This week saw Databricks, the company whose founders created the Apache Spark framework, make a new pitch for simplifying Deep Learning and Artificial Intelligence.
“AI is changing the world,” said Ali Ghodsi, CEO and co-founder of Databricks, during the company’s 2016 Spark Summit being held in Brussels, Belgium. “But one of the things we don’t often talk about is that the companies really doing well with AI are these really big companies with thousands of engineers.”
Ghodsi says the reason smaller companies with limited resources struggle is down to the extreme ‘technical debt’ that Machine Learning comes with.
“Most of the time and effort of building machine learning systems goes into configuring them, collecting these massive amounts of data that these algorithms need, doing feature engineering, extracting the features that you need, tuning that, and then running it through machine learning, then doing the verification, using tools to make sure that you’re managing all these resources that you have.
“The hard part of this is really all the other stuff that goes around it, not necessarily running the algorithm. So how do we democratize this?”

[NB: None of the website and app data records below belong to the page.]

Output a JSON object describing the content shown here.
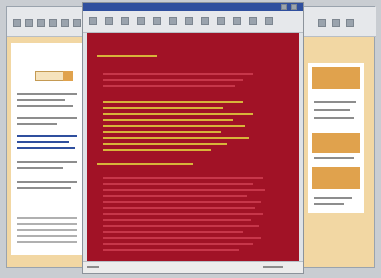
{
  "colors": {
    "desktop": "#c9cdd2",
    "window_chrome": "#dfe2e6",
    "toolbar": "#e6e8eb",
    "page_bg": "#f2d7a3",
    "page_panel": "#ffffff",
    "accent_orange": "#e0a24d",
    "title_blue": "#2f4f9e",
    "document_red": "#a11226",
    "document_text": "#d8b43a",
    "status_bar": "#ececec"
  },
  "icons": {
    "toolbar": [
      "back-icon",
      "forward-icon",
      "stop-icon",
      "refresh-icon",
      "home-icon",
      "search-icon",
      "favorites-icon",
      "history-icon",
      "print-icon",
      "mail-icon",
      "edit-icon",
      "discuss-icon"
    ],
    "window_controls": [
      "minimize-icon",
      "maximize-icon",
      "close-icon"
    ]
  },
  "window": {
    "title": ""
  },
  "left_page": {
    "title": "",
    "button": "",
    "lines": []
  },
  "document": {
    "heading": "",
    "section_heading": ""
  },
  "right_page": {
    "tab_labels": [
      "",
      "",
      ""
    ]
  },
  "status": {
    "left_text": "",
    "right_text": ""
  }
}
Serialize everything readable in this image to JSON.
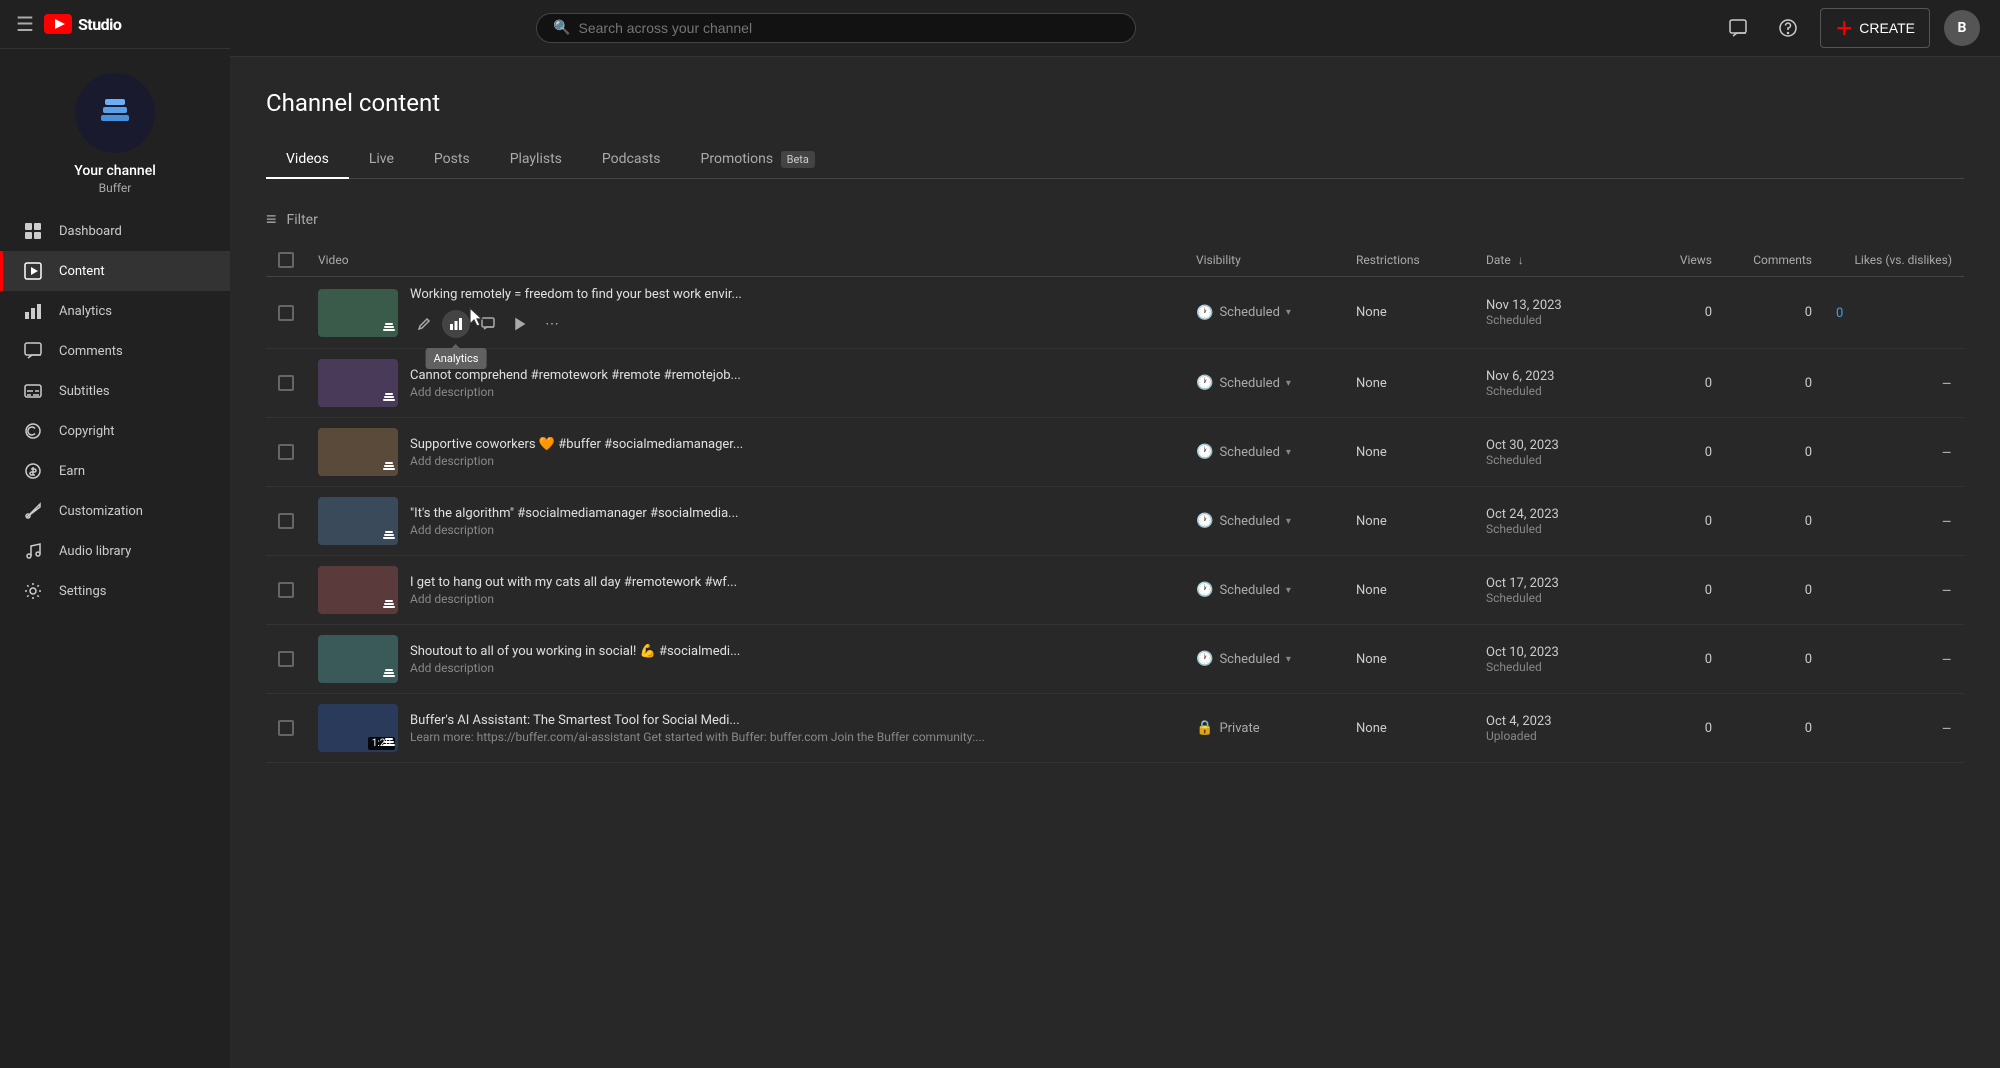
{
  "app": {
    "title": "YouTube Studio",
    "logo_text": "Studio"
  },
  "topbar": {
    "search_placeholder": "Search across your channel",
    "create_label": "CREATE"
  },
  "sidebar": {
    "channel_name": "Your channel",
    "channel_handle": "Buffer",
    "nav_items": [
      {
        "id": "dashboard",
        "label": "Dashboard",
        "icon": "grid"
      },
      {
        "id": "content",
        "label": "Content",
        "icon": "play",
        "active": true
      },
      {
        "id": "analytics",
        "label": "Analytics",
        "icon": "chart"
      },
      {
        "id": "comments",
        "label": "Comments",
        "icon": "comment"
      },
      {
        "id": "subtitles",
        "label": "Subtitles",
        "icon": "subtitle"
      },
      {
        "id": "copyright",
        "label": "Copyright",
        "icon": "copyright"
      },
      {
        "id": "earn",
        "label": "Earn",
        "icon": "dollar"
      },
      {
        "id": "customization",
        "label": "Customization",
        "icon": "brush"
      },
      {
        "id": "audio-library",
        "label": "Audio library",
        "icon": "music"
      },
      {
        "id": "settings",
        "label": "Settings",
        "icon": "gear"
      }
    ]
  },
  "content": {
    "page_title": "Channel content",
    "tabs": [
      {
        "id": "videos",
        "label": "Videos",
        "active": true
      },
      {
        "id": "live",
        "label": "Live",
        "active": false
      },
      {
        "id": "posts",
        "label": "Posts",
        "active": false
      },
      {
        "id": "playlists",
        "label": "Playlists",
        "active": false
      },
      {
        "id": "podcasts",
        "label": "Podcasts",
        "active": false
      },
      {
        "id": "promotions",
        "label": "Promotions",
        "active": false,
        "badge": "Beta"
      }
    ],
    "filter_label": "Filter",
    "table": {
      "columns": [
        {
          "id": "check",
          "label": ""
        },
        {
          "id": "video",
          "label": "Video"
        },
        {
          "id": "visibility",
          "label": "Visibility"
        },
        {
          "id": "restrictions",
          "label": "Restrictions"
        },
        {
          "id": "date",
          "label": "Date"
        },
        {
          "id": "views",
          "label": "Views"
        },
        {
          "id": "comments",
          "label": "Comments"
        },
        {
          "id": "likes",
          "label": "Likes (vs. dislikes)"
        }
      ],
      "rows": [
        {
          "id": 1,
          "title": "Working remotely = freedom to find your best work envir...",
          "description": "",
          "visibility": "Scheduled",
          "visibility_type": "clock",
          "restrictions": "None",
          "date_main": "Nov 13, 2023",
          "date_sub": "Scheduled",
          "views": "0",
          "comments": "0",
          "likes": "0",
          "likes_type": "link",
          "show_actions": true,
          "thumb_color": "#3a5a4a"
        },
        {
          "id": 2,
          "title": "Cannot comprehend #remotework #remote #remotejob...",
          "description": "Add description",
          "visibility": "Scheduled",
          "visibility_type": "clock",
          "restrictions": "None",
          "date_main": "Nov 6, 2023",
          "date_sub": "Scheduled",
          "views": "0",
          "comments": "0",
          "likes": "–",
          "likes_type": "dash",
          "show_actions": false,
          "thumb_color": "#4a3a5a"
        },
        {
          "id": 3,
          "title": "Supportive coworkers 🧡 #buffer #socialmediamanager...",
          "description": "Add description",
          "visibility": "Scheduled",
          "visibility_type": "clock",
          "restrictions": "None",
          "date_main": "Oct 30, 2023",
          "date_sub": "Scheduled",
          "views": "0",
          "comments": "0",
          "likes": "–",
          "likes_type": "dash",
          "show_actions": false,
          "thumb_color": "#5a4a3a"
        },
        {
          "id": 4,
          "title": "\"It's the algorithm\" #socialmediamanager #socialmedia...",
          "description": "Add description",
          "visibility": "Scheduled",
          "visibility_type": "clock",
          "restrictions": "None",
          "date_main": "Oct 24, 2023",
          "date_sub": "Scheduled",
          "views": "0",
          "comments": "0",
          "likes": "–",
          "likes_type": "dash",
          "show_actions": false,
          "thumb_color": "#3a4a5a"
        },
        {
          "id": 5,
          "title": "I get to hang out with my cats all day #remotework #wf...",
          "description": "Add description",
          "visibility": "Scheduled",
          "visibility_type": "clock",
          "restrictions": "None",
          "date_main": "Oct 17, 2023",
          "date_sub": "Scheduled",
          "views": "0",
          "comments": "0",
          "likes": "–",
          "likes_type": "dash",
          "show_actions": false,
          "thumb_color": "#5a3a3a"
        },
        {
          "id": 6,
          "title": "Shoutout to all of you working in social! 💪 #socialmedi...",
          "description": "Add description",
          "visibility": "Scheduled",
          "visibility_type": "clock",
          "restrictions": "None",
          "date_main": "Oct 10, 2023",
          "date_sub": "Scheduled",
          "views": "0",
          "comments": "0",
          "likes": "–",
          "likes_type": "dash",
          "show_actions": false,
          "thumb_color": "#3a5a5a"
        },
        {
          "id": 7,
          "title": "Buffer's AI Assistant: The Smartest Tool for Social Medi...",
          "description": "Learn more: https://buffer.com/ai-assistant Get started with Buffer: buffer.com Join the Buffer community:...",
          "visibility": "Private",
          "visibility_type": "private",
          "restrictions": "None",
          "date_main": "Oct 4, 2023",
          "date_sub": "Uploaded",
          "views": "0",
          "comments": "0",
          "likes": "–",
          "likes_type": "dash",
          "show_actions": false,
          "thumb_color": "#2a3a5a",
          "duration": "1:28"
        }
      ]
    }
  },
  "tooltip": {
    "analytics_label": "Analytics"
  }
}
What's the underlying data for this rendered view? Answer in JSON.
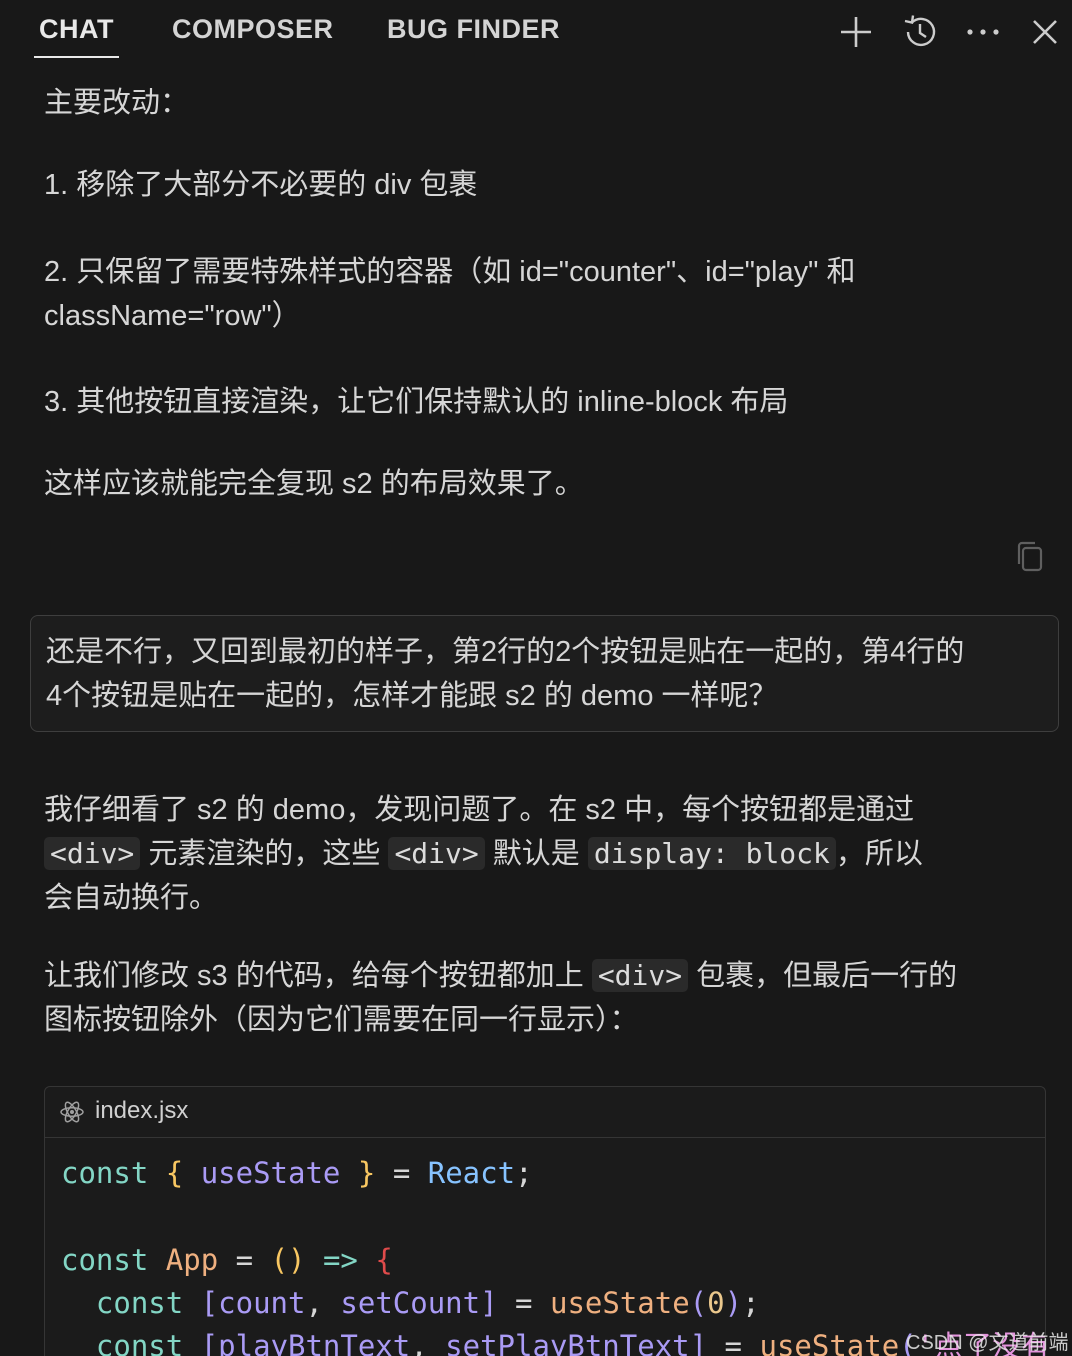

The company first released the Open Source TensorFrames - a software library that enables the Google’s Tensorflow deep learning framework to run on Spark – in March. The new announcement adds out-of-the-box support for using TensorFrames with GPUs.
The company says the new features will allow companies to quickly and easily add machine learning capabilities to their data sets, whether it’s recognizing handwriting, translating speech between languages, or distinguishing between malignant and benign tumors.
In a demonstration, Ghodsi took a picture of the UK’s foreign secretary, and trained clusters to hallucinate images of dogs within the image. While teaching machines to create odd images is nothing new, the entire demo was done almost from start to finish in a ten-minute slot using Databricks’ cloud-based Spark platform.
According to Databricks’ latest Spark survey, utilization of Machine Learning has increased by more than 30% in the last year.
PREVIOUS ARTICLE«News Roundup: Pirate parties, Microsoft Rift, and driverless armies
NEXT ARTICLEWhy big data is hype… but data analytics isn’t »
Adrian Schofield sheds light on tech in South Africa
Mark Chillingworth on IT leadership